▶ TASK GOAL: From the records below, pull each line that has "label".

*** Opening DATA IN THIS EXERCISE ***

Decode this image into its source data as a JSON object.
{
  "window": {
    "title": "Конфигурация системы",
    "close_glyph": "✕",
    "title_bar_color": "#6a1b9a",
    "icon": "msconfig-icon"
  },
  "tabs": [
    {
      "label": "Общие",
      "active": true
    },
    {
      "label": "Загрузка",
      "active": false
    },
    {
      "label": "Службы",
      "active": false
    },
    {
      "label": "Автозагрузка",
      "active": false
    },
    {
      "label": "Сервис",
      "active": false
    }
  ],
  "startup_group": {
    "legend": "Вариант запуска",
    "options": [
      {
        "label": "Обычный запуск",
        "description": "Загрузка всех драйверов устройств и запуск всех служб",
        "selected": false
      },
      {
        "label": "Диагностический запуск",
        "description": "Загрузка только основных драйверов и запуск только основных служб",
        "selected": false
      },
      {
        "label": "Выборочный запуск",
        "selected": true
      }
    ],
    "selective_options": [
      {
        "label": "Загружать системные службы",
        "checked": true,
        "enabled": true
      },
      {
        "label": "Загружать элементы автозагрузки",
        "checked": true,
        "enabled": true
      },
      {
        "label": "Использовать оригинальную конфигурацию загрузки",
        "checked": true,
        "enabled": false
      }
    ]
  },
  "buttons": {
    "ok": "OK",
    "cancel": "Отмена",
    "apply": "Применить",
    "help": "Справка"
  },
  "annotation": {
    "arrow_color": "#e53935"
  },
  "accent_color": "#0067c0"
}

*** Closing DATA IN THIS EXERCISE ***

▶ EXERCISE SOLUTION:
      "label": "Общие",
      "label": "Загрузка",
      "label": "Службы",
      "label": "Автозагрузка",
      "label": "Сервис",
        "label": "Обычный запуск",
        "label": "Диагностический запуск",
        "label": "Выборочный запуск",
        "label": "Загружать системные службы",
        "label": "Загружать элементы автозагрузки",
        "label": "Использовать оригинальную конфигурацию загрузки",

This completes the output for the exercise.